Both a stock buyback and issuing a dividend are ways of returning capital to shareholders. Dividends are issued out of a company’s residual earnings either quarterly, semi-annually, or annually. A dividend does not directly affect a company’s market capitalization, although companies that issue dividends may see a short-term increase in its stock price as income-oriented investors try to capture the dividend.
By contrast, stock buybacks reduce the number of the company’s outstanding shares which will directly affect its market capitalization. Although a company can see the value of its stock increase with the declaration of a stock buyback, its market cap will go down. However, its earnings per share will increase, which can be an indirect motivation for companies to announce a buyback to begin with.
What Are the Criticisms of Stock Buybacks?
Stock buybacks were once considered illegal, but the practice became legal during the 1980s. But it has only been in the 15 years or so that stock buybacks have become standard operating procedure for many companies – even some of the most venerable blue chip companies. Still, stock buybacks are still criticized for several reasons:
One critique of a stock buyback is that a company can use excess cash for a variety of purposes that contribute to its social purpose. These can include raising wages for existing workers, investing in research and development, or increasing capital expenditures.
The idea that a company might be beholden to its employees as much as, or at least in proportion to, its shareholders, is more of a philosophical debate. A more fundamental concern is that stock buybacks may be too short-sighted. By putting too much emphasis on the next quarter, or the next six months, a company may be undervaluing its cash on hand and issuing stock buybacks that are too large, which can hurt shareholders and even the broader economy.
A third concern that economists have about stock buybacks is that, because repurchasing stock can have positive effects on a company’s balance sheet, a company may use a buyback as a way of covering up more serious issues. For example, it’s a fairly common practice for companies to borrow money to execute its share buybacks. But if that borrowed money is taking the place of actual cash, it can reflect that a company is using a buyback to paper over deeper problems.

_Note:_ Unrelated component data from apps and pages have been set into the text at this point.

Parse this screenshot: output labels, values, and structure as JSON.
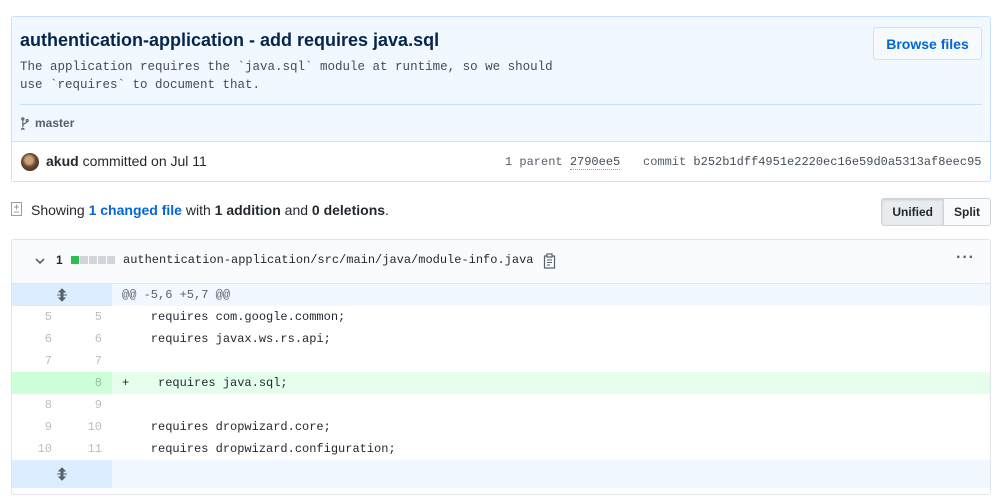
{
  "commit": {
    "title": "authentication-application - add requires java.sql",
    "description": "The application requires the `java.sql` module at runtime, so we should\nuse `requires` to document that.",
    "browse_label": "Browse files",
    "branch": "master",
    "author": "akud",
    "committed_text": " committed on Jul 11",
    "parent_label": "1 parent",
    "parent_sha": "2790ee5",
    "commit_label": "commit",
    "commit_sha": "b252b1dff4951e2220ec16e59d0a5313af8eec95"
  },
  "stats": {
    "showing": "Showing ",
    "changed_files": "1 changed file",
    "with": " with ",
    "additions": "1 addition",
    "and": " and ",
    "deletions": "0 deletions",
    "period": "."
  },
  "view_toggle": {
    "unified": "Unified",
    "split": "Split",
    "selected": "Unified"
  },
  "file": {
    "change_count": "1",
    "diffstat": [
      "add",
      "neutral",
      "neutral",
      "neutral",
      "neutral"
    ],
    "path": "authentication-application/src/main/java/module-info.java",
    "hunk_header": "@@ -5,6 +5,7 @@",
    "lines": [
      {
        "old": "5",
        "new": "5",
        "code": "    requires com.google.common;",
        "type": "context"
      },
      {
        "old": "6",
        "new": "6",
        "code": "    requires javax.ws.rs.api;",
        "type": "context"
      },
      {
        "old": "7",
        "new": "7",
        "code": "",
        "type": "context"
      },
      {
        "old": "",
        "new": "8",
        "code": "+    requires java.sql;",
        "type": "added"
      },
      {
        "old": "8",
        "new": "9",
        "code": "",
        "type": "context"
      },
      {
        "old": "9",
        "new": "10",
        "code": "    requires dropwizard.core;",
        "type": "context"
      },
      {
        "old": "10",
        "new": "11",
        "code": "    requires dropwizard.configuration;",
        "type": "context"
      }
    ]
  },
  "colors": {
    "accent": "#0366d6",
    "added_bg": "#e6ffed",
    "added_num_bg": "#cdffd8",
    "hunk_bg": "#f1f8ff",
    "header_bg": "#f1f8ff"
  }
}
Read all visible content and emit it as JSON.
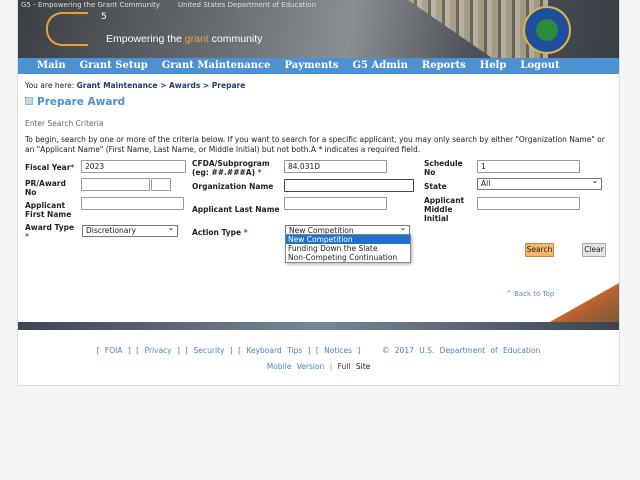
{
  "banner": {
    "alt_g5": "G5 - Empowering the Grant Community",
    "alt_ed": "United States Department of Education",
    "logo_sup": "5",
    "tagline_pre": "Empowering the ",
    "tagline_accent": "grant",
    "tagline_post": " community"
  },
  "nav": [
    "Main",
    "Grant Setup",
    "Grant Maintenance",
    "Payments",
    "G5 Admin",
    "Reports",
    "Help",
    "Logout"
  ],
  "breadcrumb": {
    "prefix": "You are here: ",
    "path": "Grant Maintenance > Awards > Prepare"
  },
  "page_title": "Prepare Award",
  "section": "Enter Search Criteria",
  "intro": "To begin, search by one or more of the criteria below. If you want to search for a specific applicant, you may only search by either \"Organization Name\" or an \"Applicant Name\" (First Name, Last Name, or Middle Initial) but not both.A * indicates a required field.",
  "form": {
    "fiscal_year": {
      "label": "Fiscal Year",
      "value": "2023"
    },
    "cfda": {
      "label": "CFDA/Subprogram (eg: ##.###A)",
      "value": "84.031D"
    },
    "schedule": {
      "label": "Schedule No",
      "value": "1"
    },
    "pr_award": {
      "label": "PR/Award No",
      "value": "",
      "suffix": ""
    },
    "org_name": {
      "label": "Organization Name",
      "value": ""
    },
    "state": {
      "label": "State",
      "value": "All"
    },
    "first_name": {
      "label": "Applicant First Name",
      "value": ""
    },
    "last_name": {
      "label": "Applicant Last Name",
      "value": ""
    },
    "middle": {
      "label": "Applicant Middle Initial",
      "value": ""
    },
    "award_type": {
      "label": "Award Type",
      "value": "Discretionary"
    },
    "action_type": {
      "label": "Action Type",
      "value": "New Competition",
      "options": [
        "New Competition",
        "Funding Down the Slate",
        "Non-Competing Continuation"
      ]
    },
    "required": "*"
  },
  "buttons": {
    "search": "Search",
    "clear": "Clear"
  },
  "back_to_top": "^ Back to Top",
  "footer": {
    "links": "[ FOIA ] [ Privacy ] [ Security ] [ Keyboard Tips ] [ Notices ]",
    "copyright": "© 2017 U.S. Department of Education",
    "mobile": "Mobile Version",
    "sep": "|",
    "full": "Full",
    "site": "Site"
  }
}
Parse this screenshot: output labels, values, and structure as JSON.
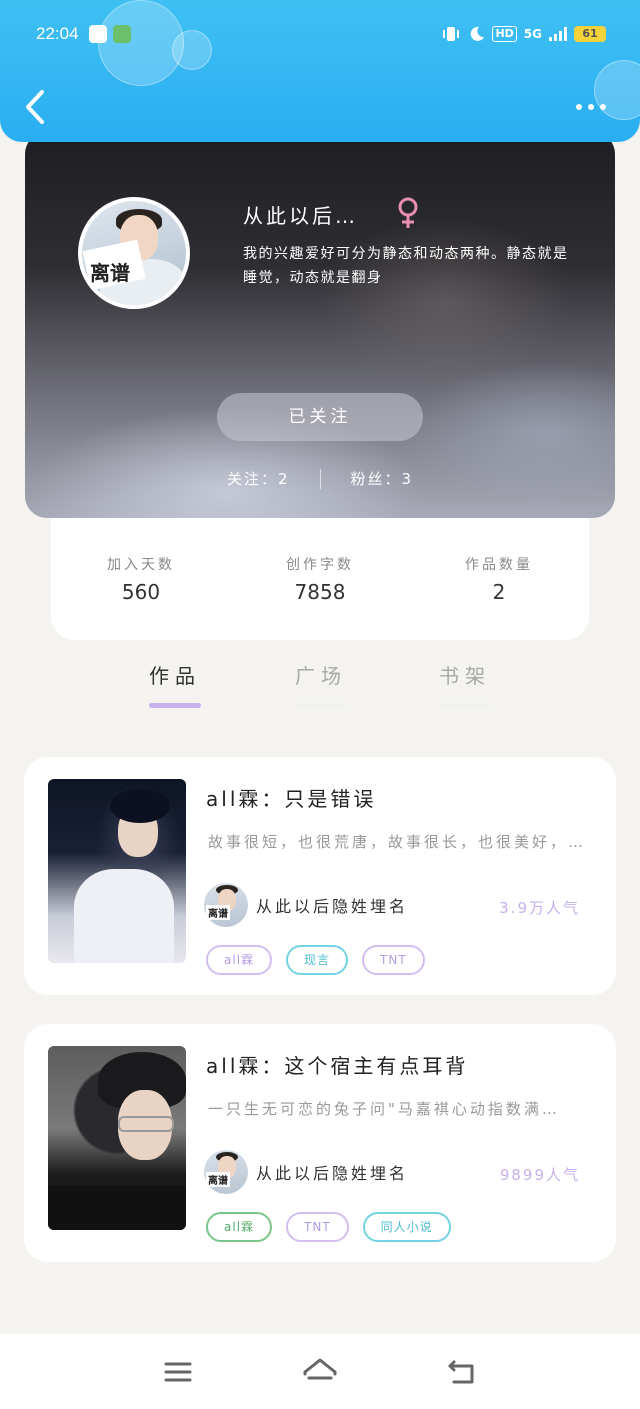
{
  "status_bar": {
    "time": "22:04",
    "network": "5G",
    "hd": "HD",
    "battery": "61"
  },
  "profile": {
    "avatar_text": "离谱",
    "username": "从此以后…",
    "bio": "我的兴趣爱好可分为静态和动态两种。静态就是睡觉，动态就是翻身",
    "follow_label": "已关注",
    "following": "关注：2",
    "fans": "粉丝：3"
  },
  "stats": [
    {
      "label": "加入天数",
      "value": "560"
    },
    {
      "label": "创作字数",
      "value": "7858"
    },
    {
      "label": "作品数量",
      "value": "2"
    }
  ],
  "tabs": [
    {
      "label": "作品",
      "active": true
    },
    {
      "label": "广场",
      "active": false
    },
    {
      "label": "书架",
      "active": false
    }
  ],
  "works": [
    {
      "title": "all霖：只是错误",
      "desc": "故事很短，也很荒唐，故事很长，也很美好，…",
      "author": "从此以后隐姓埋名",
      "popularity": "3.9万人气",
      "tags": [
        {
          "label": "all霖",
          "color": "purple"
        },
        {
          "label": "现言",
          "color": "cyan"
        },
        {
          "label": "TNT",
          "color": "purple"
        }
      ]
    },
    {
      "title": "all霖：这个宿主有点耳背",
      "desc": "一只生无可恋的兔子问\"马嘉祺心动指数满…",
      "author": "从此以后隐姓埋名",
      "popularity": "9899人气",
      "tags": [
        {
          "label": "all霖",
          "color": "green"
        },
        {
          "label": "TNT",
          "color": "purple"
        },
        {
          "label": "同人小说",
          "color": "cyan"
        }
      ]
    }
  ],
  "mini_avatar_text": "离谱",
  "colors": {
    "header": "#2aaef2",
    "accent_purple": "#c7b2ec",
    "tag_cyan": "#74d3e2",
    "tag_green": "#79c58a"
  }
}
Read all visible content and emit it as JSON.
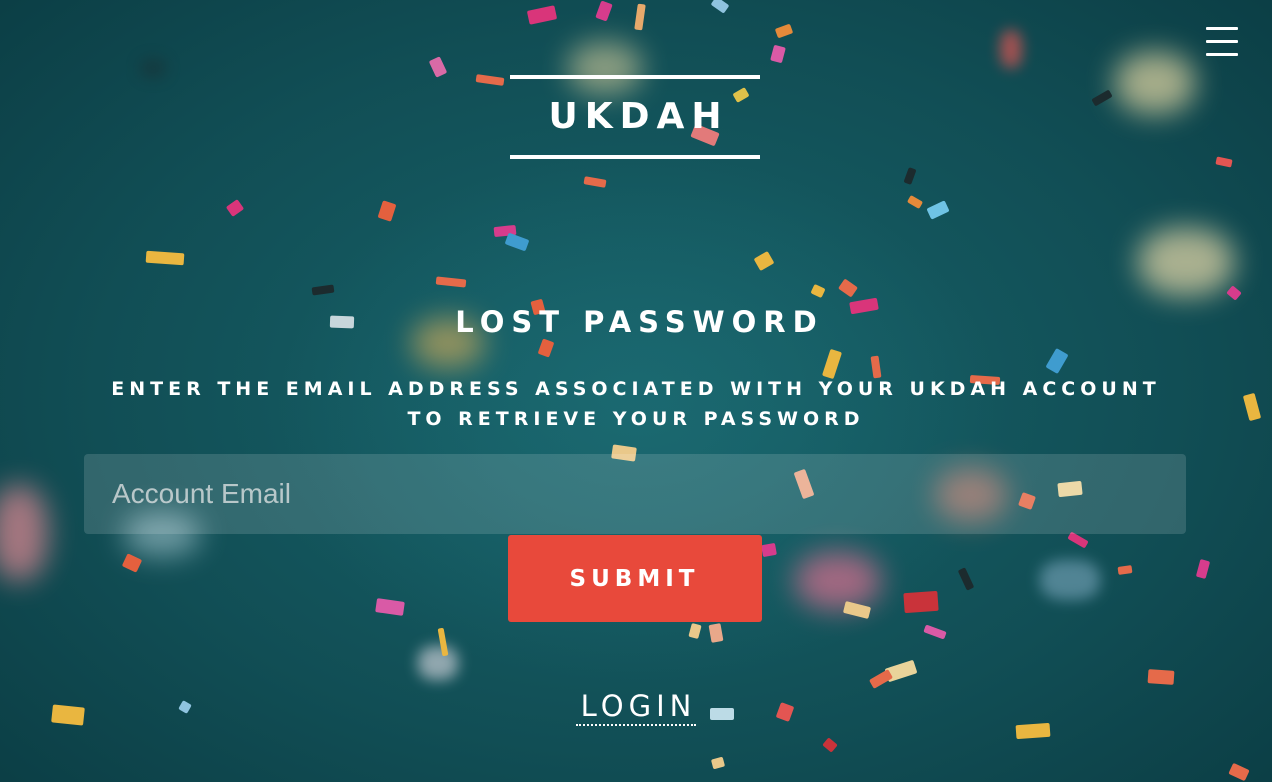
{
  "colors": {
    "background": "#14565c",
    "accent": "#e8493b",
    "text": "#ffffff"
  },
  "menu": {
    "icon": "hamburger-menu-icon"
  },
  "brand": {
    "logo_text": "UKDAH"
  },
  "form": {
    "title": "LOST PASSWORD",
    "instructions": "ENTER THE EMAIL ADDRESS ASSOCIATED WITH YOUR UKDAH ACCOUNT TO RETRIEVE YOUR PASSWORD",
    "email_value": "",
    "email_placeholder": "Account Email",
    "submit_label": "SUBMIT"
  },
  "footer": {
    "login_label": "LOGIN"
  }
}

The Bottom Line on Stock Buybacks
When a company issues a stock buyback program, it will have some immediate effects on its bottom line, most notably its earnings per share will increase and its book value per share will decrease. Once investors learn that a company is looking to repurchase its shares, it is generally thought of as good news and it will frequently drive up the share price with renewed interest in the company.
Companies initiate stock buybacks for a number of reasons, most commonly because it sees it as being the best use of cash as opposed to research and development or making other capital investments. In some cases, a company will buy back its shares to intentionally drive up the price of their stock if it feels it is undervalued in the market.
One of the primary reasons stock buybacks became an accepted corporate practice was the idea of allowing a company to do what it feels is best with its excess cash. However, there are still critics of the practice. Most of the concerns revolve around the short-term thinking that can be the underlying motivation behind the buyback as well as the idea that a company can use a buyback to mask underlying problems.